Photos of Rosh Hashanah services in Lakewood Church, in front of projected image of stained glass from a Beth Yeshurun sanctuary: Lakewood Church
Here’s a cruel twist on all those DID NOT FLOODÂ signs popping up in front of homes in Harvey’s wake — and perhaps a cautionary tale for potential buyers of some of them: When it was offered for sale this summer, this 3-bedroom 1957 home on Yarwell Dr. in Meyerland between Chimney Rock and S. Post Oak featured a proud NEVER FLOODEDÂ topper on its for-sale sign. But Hurricane Harvey permanently altered that situation. Reader James Thomson snapped this shot of the front yard on September 4th, showing the first part of the sign painted over to reflect the home’s new status. The property has since been taken off the market.
Photo: James Thomson
By late afternoon on Sunday, August 27th, there were 2 ways out of several of the 3-story buildings at the Meyergrove Apartments at 4605 N. Braeswood — which back up to Brays Bayou in the southwest corner of the 610 Loop. There was rescue by boat (above) — from which you’d arrive to safety on a dry portion of the freeway:
Here’s an inside view of the aftermath and cleanup inside the Pool family’s 1964 Meyerland Mod on the south bank of Brays Bayou near S. Rice Ave. — from the point of view of the owners’ son-in-law, October Popular Mechanics coverboy Casey Neistat.
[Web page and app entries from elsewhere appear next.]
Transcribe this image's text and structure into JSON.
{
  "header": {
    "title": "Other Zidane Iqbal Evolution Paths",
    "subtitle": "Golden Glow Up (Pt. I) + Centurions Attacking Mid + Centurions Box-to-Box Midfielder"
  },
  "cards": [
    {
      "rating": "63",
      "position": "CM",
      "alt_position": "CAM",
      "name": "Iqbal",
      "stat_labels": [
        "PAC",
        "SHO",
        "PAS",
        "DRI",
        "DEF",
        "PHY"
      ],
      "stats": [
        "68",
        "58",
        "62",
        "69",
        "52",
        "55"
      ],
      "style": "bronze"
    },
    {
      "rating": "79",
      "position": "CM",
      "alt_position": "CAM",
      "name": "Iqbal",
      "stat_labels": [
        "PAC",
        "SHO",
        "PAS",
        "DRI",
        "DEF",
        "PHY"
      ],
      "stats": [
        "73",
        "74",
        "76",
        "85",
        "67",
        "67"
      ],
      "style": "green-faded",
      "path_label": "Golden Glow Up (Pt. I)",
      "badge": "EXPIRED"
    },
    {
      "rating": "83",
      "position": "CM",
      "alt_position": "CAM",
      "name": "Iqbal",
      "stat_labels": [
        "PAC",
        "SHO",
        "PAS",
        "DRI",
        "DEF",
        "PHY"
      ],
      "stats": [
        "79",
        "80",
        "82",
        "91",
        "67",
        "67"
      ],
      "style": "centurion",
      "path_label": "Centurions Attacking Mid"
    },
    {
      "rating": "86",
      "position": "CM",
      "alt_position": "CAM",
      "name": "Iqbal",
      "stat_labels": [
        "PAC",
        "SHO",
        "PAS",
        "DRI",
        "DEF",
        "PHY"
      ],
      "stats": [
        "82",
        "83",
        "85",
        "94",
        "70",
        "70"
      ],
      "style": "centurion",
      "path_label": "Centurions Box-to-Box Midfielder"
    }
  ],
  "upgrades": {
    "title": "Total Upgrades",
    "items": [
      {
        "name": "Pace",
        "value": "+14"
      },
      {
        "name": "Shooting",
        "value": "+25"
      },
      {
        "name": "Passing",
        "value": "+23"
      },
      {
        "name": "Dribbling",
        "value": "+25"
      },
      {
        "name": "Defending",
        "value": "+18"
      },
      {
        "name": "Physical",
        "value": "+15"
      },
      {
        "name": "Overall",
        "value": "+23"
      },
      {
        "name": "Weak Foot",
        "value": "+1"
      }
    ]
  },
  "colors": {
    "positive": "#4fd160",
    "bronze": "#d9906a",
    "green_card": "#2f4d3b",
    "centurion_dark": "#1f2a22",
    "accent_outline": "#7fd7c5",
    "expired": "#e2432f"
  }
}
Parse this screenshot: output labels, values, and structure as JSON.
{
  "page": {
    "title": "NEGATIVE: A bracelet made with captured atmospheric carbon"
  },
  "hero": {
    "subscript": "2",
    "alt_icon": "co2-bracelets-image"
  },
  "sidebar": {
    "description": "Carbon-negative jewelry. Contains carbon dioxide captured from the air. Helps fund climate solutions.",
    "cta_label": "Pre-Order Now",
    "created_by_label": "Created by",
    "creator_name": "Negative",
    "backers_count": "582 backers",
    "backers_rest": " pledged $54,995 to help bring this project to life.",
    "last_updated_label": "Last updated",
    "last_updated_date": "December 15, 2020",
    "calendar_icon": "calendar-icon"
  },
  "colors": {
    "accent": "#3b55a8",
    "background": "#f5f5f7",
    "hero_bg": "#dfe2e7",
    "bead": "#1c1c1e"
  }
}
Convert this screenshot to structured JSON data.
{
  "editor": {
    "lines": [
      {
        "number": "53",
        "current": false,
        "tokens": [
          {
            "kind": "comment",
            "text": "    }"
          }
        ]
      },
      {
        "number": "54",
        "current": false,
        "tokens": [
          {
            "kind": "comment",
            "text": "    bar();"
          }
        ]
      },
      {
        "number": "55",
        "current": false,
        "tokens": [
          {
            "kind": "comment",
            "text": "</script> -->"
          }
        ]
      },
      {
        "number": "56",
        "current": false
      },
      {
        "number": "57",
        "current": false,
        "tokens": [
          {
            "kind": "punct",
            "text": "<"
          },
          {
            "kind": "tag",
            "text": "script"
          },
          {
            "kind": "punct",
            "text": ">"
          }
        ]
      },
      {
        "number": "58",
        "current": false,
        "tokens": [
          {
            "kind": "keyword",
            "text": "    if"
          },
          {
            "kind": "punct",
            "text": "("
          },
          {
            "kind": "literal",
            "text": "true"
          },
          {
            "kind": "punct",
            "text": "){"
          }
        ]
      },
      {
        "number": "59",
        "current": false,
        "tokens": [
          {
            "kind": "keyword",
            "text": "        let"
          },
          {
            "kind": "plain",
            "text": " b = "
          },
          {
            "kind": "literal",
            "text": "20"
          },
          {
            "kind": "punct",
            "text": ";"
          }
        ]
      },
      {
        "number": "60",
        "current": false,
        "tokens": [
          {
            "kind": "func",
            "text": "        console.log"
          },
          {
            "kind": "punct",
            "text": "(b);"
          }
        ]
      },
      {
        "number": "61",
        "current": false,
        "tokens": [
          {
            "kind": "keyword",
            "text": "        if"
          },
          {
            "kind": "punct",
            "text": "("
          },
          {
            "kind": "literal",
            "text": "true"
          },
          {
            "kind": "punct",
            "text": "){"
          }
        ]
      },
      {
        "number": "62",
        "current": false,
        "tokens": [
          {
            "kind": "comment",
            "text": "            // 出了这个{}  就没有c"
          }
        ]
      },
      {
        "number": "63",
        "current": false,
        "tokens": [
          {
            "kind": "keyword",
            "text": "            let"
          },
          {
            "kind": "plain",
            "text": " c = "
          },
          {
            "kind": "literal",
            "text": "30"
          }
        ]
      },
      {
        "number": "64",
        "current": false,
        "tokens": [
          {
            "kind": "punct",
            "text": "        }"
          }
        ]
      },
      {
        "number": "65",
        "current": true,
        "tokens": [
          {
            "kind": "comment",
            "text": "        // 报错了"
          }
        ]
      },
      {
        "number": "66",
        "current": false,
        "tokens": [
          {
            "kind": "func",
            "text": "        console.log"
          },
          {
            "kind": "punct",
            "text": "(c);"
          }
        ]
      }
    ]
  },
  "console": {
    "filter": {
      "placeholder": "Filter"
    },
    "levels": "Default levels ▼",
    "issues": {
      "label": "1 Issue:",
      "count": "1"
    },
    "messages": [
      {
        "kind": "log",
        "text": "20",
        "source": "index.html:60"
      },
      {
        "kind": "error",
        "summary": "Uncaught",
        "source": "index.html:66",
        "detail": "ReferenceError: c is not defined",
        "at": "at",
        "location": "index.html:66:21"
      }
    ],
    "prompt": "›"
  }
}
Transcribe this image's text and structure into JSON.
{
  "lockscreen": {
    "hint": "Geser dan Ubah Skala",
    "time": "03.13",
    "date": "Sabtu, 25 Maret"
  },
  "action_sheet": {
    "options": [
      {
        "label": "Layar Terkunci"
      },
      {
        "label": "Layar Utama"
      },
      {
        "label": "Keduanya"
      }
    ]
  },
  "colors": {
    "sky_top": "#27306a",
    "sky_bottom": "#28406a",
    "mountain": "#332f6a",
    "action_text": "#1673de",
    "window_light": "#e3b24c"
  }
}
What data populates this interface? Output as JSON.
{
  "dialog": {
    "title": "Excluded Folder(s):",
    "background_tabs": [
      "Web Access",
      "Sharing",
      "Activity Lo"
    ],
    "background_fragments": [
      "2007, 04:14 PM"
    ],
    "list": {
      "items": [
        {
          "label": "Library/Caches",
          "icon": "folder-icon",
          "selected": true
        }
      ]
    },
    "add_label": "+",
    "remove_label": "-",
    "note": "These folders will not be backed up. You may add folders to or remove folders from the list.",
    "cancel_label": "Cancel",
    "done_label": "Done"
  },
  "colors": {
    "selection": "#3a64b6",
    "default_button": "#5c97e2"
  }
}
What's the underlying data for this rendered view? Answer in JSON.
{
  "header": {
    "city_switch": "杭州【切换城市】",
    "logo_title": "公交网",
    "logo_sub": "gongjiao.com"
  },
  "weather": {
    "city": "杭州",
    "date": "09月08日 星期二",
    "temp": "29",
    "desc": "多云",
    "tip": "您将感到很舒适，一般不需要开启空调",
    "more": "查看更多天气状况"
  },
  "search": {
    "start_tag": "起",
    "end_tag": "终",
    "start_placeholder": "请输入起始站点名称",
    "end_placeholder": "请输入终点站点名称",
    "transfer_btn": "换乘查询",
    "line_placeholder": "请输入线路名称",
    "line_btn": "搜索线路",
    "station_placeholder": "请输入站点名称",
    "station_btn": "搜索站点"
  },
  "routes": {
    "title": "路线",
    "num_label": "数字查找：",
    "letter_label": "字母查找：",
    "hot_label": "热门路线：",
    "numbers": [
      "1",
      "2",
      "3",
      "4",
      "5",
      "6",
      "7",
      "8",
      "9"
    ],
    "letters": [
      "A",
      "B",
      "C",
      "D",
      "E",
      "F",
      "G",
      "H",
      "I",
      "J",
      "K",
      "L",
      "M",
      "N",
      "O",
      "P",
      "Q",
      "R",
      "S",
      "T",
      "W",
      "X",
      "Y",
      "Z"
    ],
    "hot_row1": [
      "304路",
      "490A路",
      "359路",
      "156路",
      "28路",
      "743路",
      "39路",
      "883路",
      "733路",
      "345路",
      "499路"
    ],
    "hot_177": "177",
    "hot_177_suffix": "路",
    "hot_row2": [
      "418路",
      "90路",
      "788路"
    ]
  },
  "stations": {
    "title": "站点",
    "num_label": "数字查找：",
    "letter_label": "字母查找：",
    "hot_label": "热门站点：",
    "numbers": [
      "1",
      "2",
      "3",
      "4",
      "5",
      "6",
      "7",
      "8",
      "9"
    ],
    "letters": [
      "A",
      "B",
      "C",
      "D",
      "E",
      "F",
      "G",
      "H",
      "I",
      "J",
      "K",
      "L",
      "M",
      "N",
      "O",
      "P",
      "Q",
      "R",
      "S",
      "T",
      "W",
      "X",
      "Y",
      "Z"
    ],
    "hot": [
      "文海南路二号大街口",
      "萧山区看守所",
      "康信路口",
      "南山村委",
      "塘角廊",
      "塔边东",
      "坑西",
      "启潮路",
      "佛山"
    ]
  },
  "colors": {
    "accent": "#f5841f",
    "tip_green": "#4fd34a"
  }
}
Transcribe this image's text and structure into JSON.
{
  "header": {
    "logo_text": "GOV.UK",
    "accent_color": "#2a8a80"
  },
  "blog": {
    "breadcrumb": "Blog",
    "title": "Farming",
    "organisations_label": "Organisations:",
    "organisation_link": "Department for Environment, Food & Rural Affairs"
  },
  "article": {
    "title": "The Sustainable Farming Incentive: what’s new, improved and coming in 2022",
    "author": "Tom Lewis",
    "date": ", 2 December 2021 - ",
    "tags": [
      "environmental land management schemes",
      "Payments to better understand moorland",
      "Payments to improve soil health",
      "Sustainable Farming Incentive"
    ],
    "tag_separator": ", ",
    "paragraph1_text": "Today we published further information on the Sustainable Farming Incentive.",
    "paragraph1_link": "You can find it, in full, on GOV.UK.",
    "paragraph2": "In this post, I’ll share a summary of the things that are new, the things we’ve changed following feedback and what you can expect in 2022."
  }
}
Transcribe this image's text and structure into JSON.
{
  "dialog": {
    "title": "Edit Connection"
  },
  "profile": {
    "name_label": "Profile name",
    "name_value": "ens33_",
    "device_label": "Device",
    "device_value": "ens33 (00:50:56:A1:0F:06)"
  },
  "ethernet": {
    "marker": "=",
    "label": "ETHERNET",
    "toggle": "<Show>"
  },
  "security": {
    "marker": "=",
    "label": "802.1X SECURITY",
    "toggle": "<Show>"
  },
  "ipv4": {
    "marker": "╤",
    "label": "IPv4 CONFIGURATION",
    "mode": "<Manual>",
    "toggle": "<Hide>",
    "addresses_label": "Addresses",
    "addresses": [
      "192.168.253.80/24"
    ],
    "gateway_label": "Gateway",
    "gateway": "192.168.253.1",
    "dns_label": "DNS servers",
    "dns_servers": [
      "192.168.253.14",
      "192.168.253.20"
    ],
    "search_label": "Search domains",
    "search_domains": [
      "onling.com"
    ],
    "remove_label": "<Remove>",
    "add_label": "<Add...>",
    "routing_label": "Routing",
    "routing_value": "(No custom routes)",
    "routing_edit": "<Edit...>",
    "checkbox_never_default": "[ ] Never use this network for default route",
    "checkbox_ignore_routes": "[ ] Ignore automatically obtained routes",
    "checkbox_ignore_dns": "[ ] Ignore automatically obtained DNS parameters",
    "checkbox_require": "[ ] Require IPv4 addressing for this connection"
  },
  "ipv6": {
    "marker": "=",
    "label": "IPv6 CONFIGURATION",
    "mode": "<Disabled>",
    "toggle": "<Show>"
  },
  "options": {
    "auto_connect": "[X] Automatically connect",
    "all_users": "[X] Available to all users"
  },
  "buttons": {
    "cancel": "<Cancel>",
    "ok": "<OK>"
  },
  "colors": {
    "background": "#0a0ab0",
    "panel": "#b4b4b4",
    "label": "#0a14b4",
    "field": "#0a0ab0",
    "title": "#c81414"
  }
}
Includes a few signature Neistat drone shots of recovering areas (he only arrived on Thursday), a view of damage in Friendswood, and a focus on the cleanup work of Team Rubicon.
Video: Casey Neistat
If you had been wondering whether the sandbag and tarp barrierÂ (pictured at top) mustered around Kristin Massey’s Meyerland home was able to hold back the floodwaters once nearby Brays Bayou overflowed its banks a block to the north Monday night, here’s your answer: “We did all that we could, but it would never have been enough,” Massey wrote on Facebook the following morning.
To prepare for the storm, Massey had spent close to $5,000 to arrange a perimeter defense using 18,000 pounds of sandbags.Â But the water reached the 9 ft. level on Braesheather Dr. a block south of Brays Bayou and just west of the 610 Loop (above) — and up to 4-and-a-half-ft. high insideÂ her 1961 home: